The girl’s voice became more agitated. “You have to leave. Right now.”
“Why? I want to help you.”
“You can’t help me. But if you leave right now, you might save yourself.”
She seemed upset. But Todd couldn’t let this opportunity pass. Nobody new ever came to Dunam. He had a strong hunch this girl—a new girl—could be worth her weight in gold, if he could get her to prom. If she got out and wasn’t his date, she would soon be someone else’s. The baseball team would ditch their dates in a moment to bring a fresh face to prom. It was now or never.
“Okay, I’ll go. But listen, when you get out, I want to talk to you. Come by my house, okay? It’s at 19 NE Washington street—”
Todd groaned and pulled his head back out of the rocks. The world rushed back around him. He clung to the slippery rocks and moved crab-like back to the pool. He felt the sting of rejection, and so didn’t at first didn’t notice the other boy.
He was sitting on the flat earth by the pool. Dunam’s current population was 4,127—give or take a few babies and deaths. Just big enough to know everyone in town, if not by name. He recognized the boy immediately, though he didn’t know his name. He thought he was maybe even a student at the high school—he should be, given his youth—but Todd hadn’t seen him around in good long while. Perhaps he’d dropped out. He was thin, with dark hair and dark eyes, and he wore a fanny pack around his waist.
Todd was startled to see him but he his his surprise, to give a friendly Dunam hello.
“Hey, how’s it going?”
The boy smiled impishly. “Good. You?”
Todd colored, wondering how much this boy had seen. “Good.”
Todd looked around. The forest was eerily quiet. The normal bird calls and far off engines seemed muted. The only noise was the roar of the falls, which seemed to be growing to fill the vacuum.
The boy must’ve walked in on a different trail. Todd looked around to see where he might have come in, but all the old trails were overgrown, with no sign of recent disturbance. The boy now had a huge cheshire grin on his face, and it reminded Todd of a picture of Rumpelstiltskin he’d once seen in an old book.
The boy was still smiling at Todd, overly earnest. Todd shifted, uneasy.
“You used to go to Cascadia, right?”
The boy shook his head gleefully. “A long time ago. I haven’t been back in a while. Ages, really.”
He looked around, soaking in the forest. “I used to come to this spot all the time.” He glanced sharply at Todd.
“Do you come here often?”
Todd felt a lump in his throat. The boy must have seen him. “Not often.”
“But you’re here today.”
Todd nodded slowly.
“Kinda a special place, isn’t it? That rock?”
Todd nodded slowly. “Is it always like that?”

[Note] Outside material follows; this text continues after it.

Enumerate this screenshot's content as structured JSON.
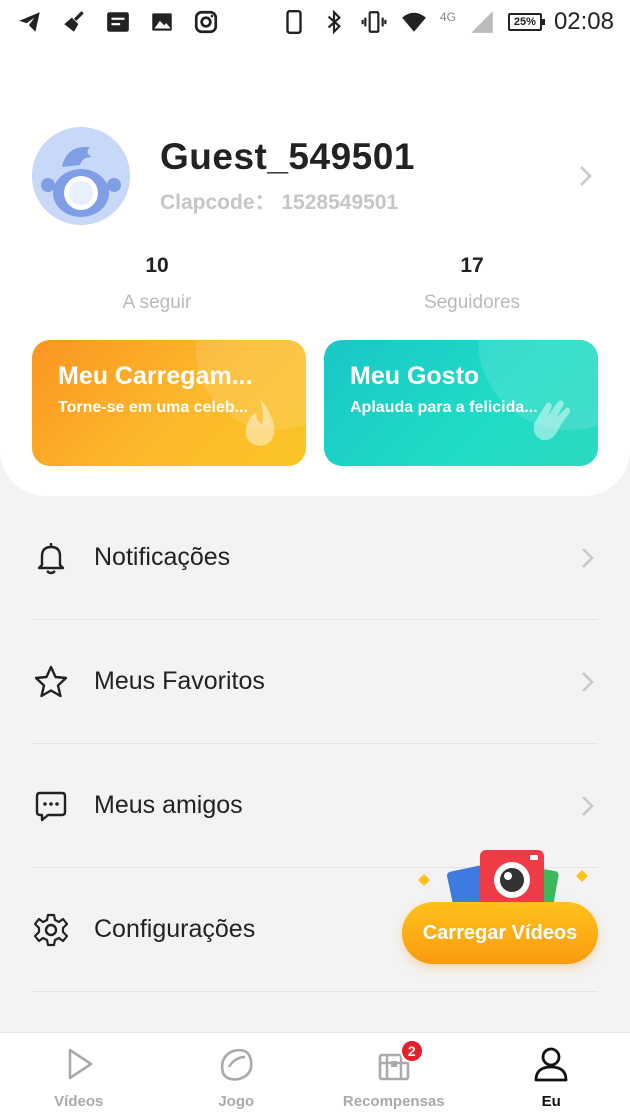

“Oh no. It’s a... recent development. Magical, though, isn’t it?”
Todd had the keen sense that he was about to fight, though he didn’t know why. He’d gotten into a fight once with John Hogburn. That had felt much the same beforehand. He couldn’t place it, but he was certain this boy was somehow threatening him. The boy stepped eagerly forward.
“You been here before, you said?”
“You tell anyone else about this spot?”
Todd shook his head.
“How’d you find it? Something… bring you here?”
“I was on a hike and I wanted to get my head wet in the falls.”
The other boy seemed to relax. He reached into his fanny pack and drew out a shimmering, purple sword. It was at least four feet long, way too long to fit in a fanny pack. Todd’s fell back, staring at the unreality of it. It looked as if it were made of crystal. The boy held the sword out. Todd shook his head in horror. Panic erupted inside him. He felt reality slipping away. He tried to speak, but couldn’t.
“No, please. Take it. I’d feel guilty if you didn’t.”
He pressed the sword into Todd’s hands. Todd wondered at its heaviness, at the coldness of its steel. Suddenly the boy leapt towards him, pumping his legs at impossible speed. Todd watched, utterly dumbfounded. The boy deftly ran up the cliffside, then did a backflip into the air. Todd watched the boy’s foot sail towards his face. He opened his mouth to yell. The boy’s foot smashed through his head, bursting it in a fountain of goo. Todd’s body fell to the ground.
The man picked up the sword and slid it back into his fanny pack. Then he climbed up on the cliff to where Todd had been, and got to work.